It’s obvious to anyone who visits a U.S. supermarket — past displays brimming with Chilean grapes, Mexican berries and Vietnamese dragon fruit — that foreign farms supply much of our produce.
Imports have increased steadily, but the extent of the change may be surprising: More than half of the fresh fruit and almost a third of the fresh vegetables Americans buy now come from other countries. Local, seasonal and farm-to-table are watchwords for many consumers, but globalization has triumphed in the produce aisle. It raises questions about what it portends for U.S. consumers and farmers and what it means for Americans’ health. “I had no idea that more than half our fruit is imported, and it shocks me that this has happened so quickly,” said Michael Pollan, a professor at the University of California, Berkeley, whose bestselling books have analyzed the tensions between local and global food systems.

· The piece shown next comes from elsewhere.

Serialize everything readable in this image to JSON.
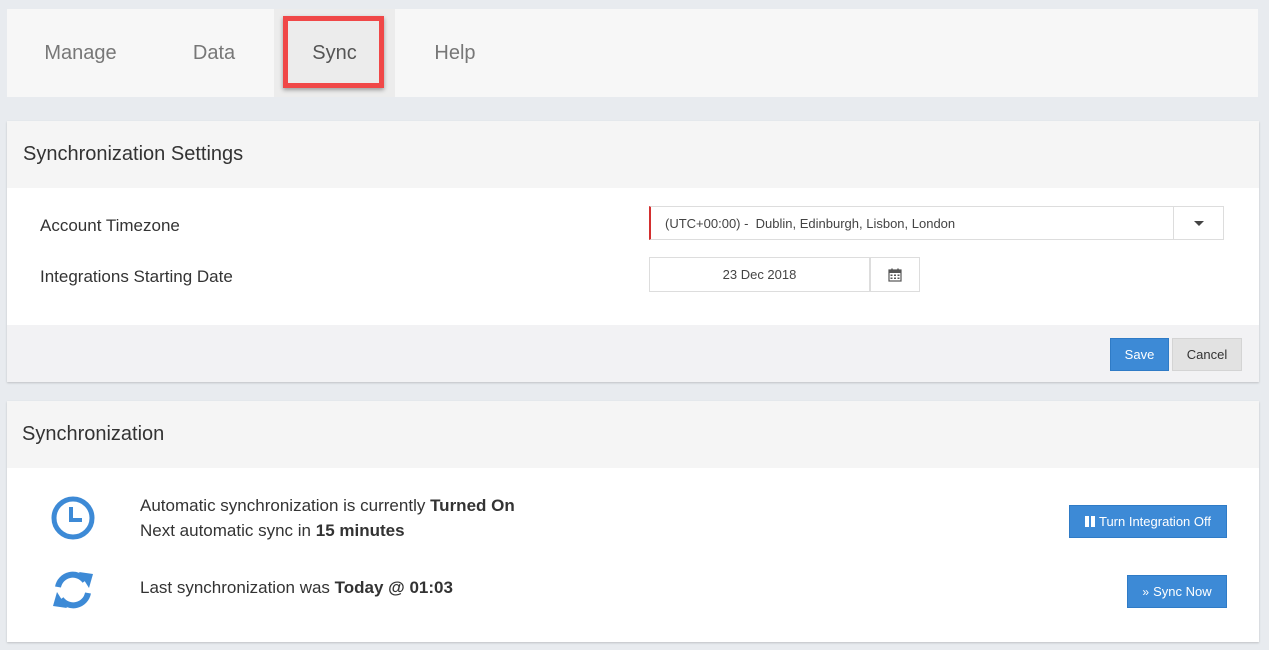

The surge in imports, mostly from Latin America and Canada, flows from changes in the past 40 years, starting with improvements in roads, containerized shipping and storage technology. Horticulturists developed varieties and growing practices adapted to warmer climates — enabling, say, blueberries and blackberries to be grown in central Mexico.
Growth in U.S. incomes spurred greater demand for fresh produce year-round. Immigrants brought tastes for the foods of their homelands, and in some cases (like avocados and mangoes) these tastes have became mainstream. Foreign growers took advantage of lower labor costs. International trade agreements reduced tariffs and other obstacles to imports, while many American farmers, facing regulatory hurdles at home, shifted production abroad, mainly to Mexico.

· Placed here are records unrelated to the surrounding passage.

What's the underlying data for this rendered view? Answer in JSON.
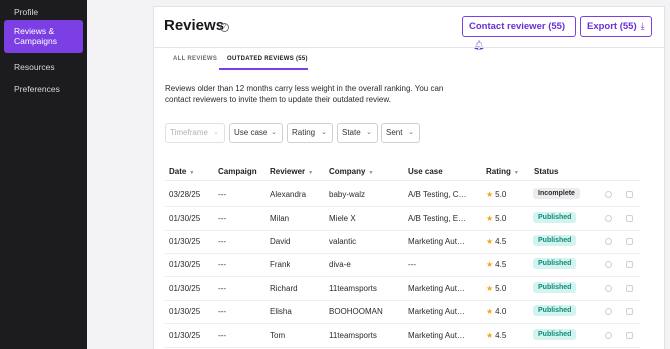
{
  "sidebar": {
    "items": [
      {
        "label": "Profile"
      },
      {
        "label": "Reviews & Campaigns",
        "active": true
      },
      {
        "label": "Resources"
      },
      {
        "label": "Preferences"
      }
    ]
  },
  "header": {
    "title": "Reviews",
    "help_icon": "?",
    "contact_label": "Contact reviewer (55)",
    "contact_icon": "bell-icon",
    "export_label": "Export (55)",
    "export_icon": "download-icon"
  },
  "tabs": [
    {
      "label": "ALL REVIEWS"
    },
    {
      "label": "OUTDATED REVIEWS (55)",
      "active": true
    }
  ],
  "info_text": "Reviews older than 12 months carry less weight in the overall ranking. You can contact reviewers to invite them to update their outdated review.",
  "filters": [
    {
      "label": "Timeframe",
      "disabled": true
    },
    {
      "label": "Use case"
    },
    {
      "label": "Rating"
    },
    {
      "label": "State"
    },
    {
      "label": "Sent"
    }
  ],
  "table": {
    "columns": [
      "Date",
      "Campaign",
      "Reviewer",
      "Company",
      "Use case",
      "Rating",
      "Status"
    ],
    "rows": [
      {
        "date": "03/28/25",
        "campaign": "---",
        "reviewer": "Alexandra",
        "company": "baby-walz",
        "use_case": "A/B Testing, Cu...",
        "rating": "5.0",
        "status": "Incomplete"
      },
      {
        "date": "01/30/25",
        "campaign": "---",
        "reviewer": "Milan",
        "company": "Miele X",
        "use_case": "A/B Testing, Em...",
        "rating": "5.0",
        "status": "Published"
      },
      {
        "date": "01/30/25",
        "campaign": "---",
        "reviewer": "David",
        "company": "valantic",
        "use_case": "Marketing Auto...",
        "rating": "4.5",
        "status": "Published"
      },
      {
        "date": "01/30/25",
        "campaign": "---",
        "reviewer": "Frank",
        "company": "diva-e",
        "use_case": "---",
        "rating": "4.5",
        "status": "Published"
      },
      {
        "date": "01/30/25",
        "campaign": "---",
        "reviewer": "Richard",
        "company": "11teamsports",
        "use_case": "Marketing Auto...",
        "rating": "5.0",
        "status": "Published"
      },
      {
        "date": "01/30/25",
        "campaign": "---",
        "reviewer": "Elisha",
        "company": "BOOHOOMAN",
        "use_case": "Marketing Auto...",
        "rating": "4.0",
        "status": "Published"
      },
      {
        "date": "01/30/25",
        "campaign": "---",
        "reviewer": "Tom",
        "company": "11teamsports",
        "use_case": "Marketing Auto...",
        "rating": "4.5",
        "status": "Published"
      }
    ]
  },
  "colors": {
    "accent": "#7b3fe4",
    "sidebar_bg": "#1c1c1f",
    "published_bg": "#d3f3ef",
    "published_text": "#0f8a78",
    "star": "#f2a618"
  }
}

One crucial part of the story is little known: During the past two decades, the U.S. Department of Agriculture has issued roughly 100 new rules allowing specific crops to be imported from certain countries. Crops that previously would have not been approved because they might introduce invasive pests and diseases were allowed in through new “systems approaches” that combine methods like inspections, sprays and bagging of fruits.
As a result, the proportion of the imported fresh fruit eaten in the U.S. rose to 53.1 percent in 2016, from 23 percent in 1975, said the Agriculture Department’s Economic Research Service. Fresh vegetable imports rose to 31.1 percent from 5.8 percent. (Still, the U.S. remains a net agricultural exporter.)
Greater availability has led to a huge increase in per capita consumption of many crops, including mangoes (up 1,850 percent from 1975 to 2016), limes, avocados, grapes, asparagus, artichokes and squash. Yet consumption has fallen for peaches, oranges, cabbages and celery — which are still primarily grown in the U.S.
For consumers, the chief advantages of the import boom are the increased availability and variety of fresh produce.
“It’s easy to criticize food that comes from far away,” Pollan said. “But if the question is whether this is good for your health or not, in general it is.”
Many imports cost less and can be fresher than domestically grown equivalents. In spring, newly harvested Gala apples from New Zealand may be crunchier than the same variety from U.S. orchards, which were picked the previous fall.
But produce may suffer from transport. It may be picked less ripe. Varieties may be selected for durability at the expense of flavor, and treatments to kill pests (hot water for mangoes, cold temperatures for citrus) can degrade flavor or texture.
It might seem logical that older produce is less nutritious, and for some compounds such as vitamin C, levels do decline with time. But there does not appear to be any evidence that the overall nutrient content degrades significantly. From a public health standpoint, the benefits of increased availability and consumption of imported produce outweigh any such worries, nutritionists say. “ ‘Eat your veggies’ is good advice no matter what,” said Marion Nestle, a professor emerita of nutrition, food studies and public health at New York University.
For U.S. farmers, too, imports have had mixed consequences. The increased international trade in produce has benefited many (growers of Northwestern apples and California citrus) but harmed others (producers of Florida tomatoes and California asparagus).
Most growers’ organizations maintain that trade accords like the North American Free Trade Agreement have helped U.S. produce farmers on balance. “NAFTA overall has been positive, and we oppose U.S. withdrawal from the agreement,” said Ken Gilliland, director of international trade for Western Growers. “Eliminating NAFTA and implementing tariffs would have a negative impact on our members’ ability to export.”
Whatever the drawbacks or advantages, imports are likely to continue growing. An Agriculture Department report said fresh produce imports will rise 45 percent from 2016 to 2027, implying that a decade from now, three-quarters of our fruits and almost half of our vegetables will be imported.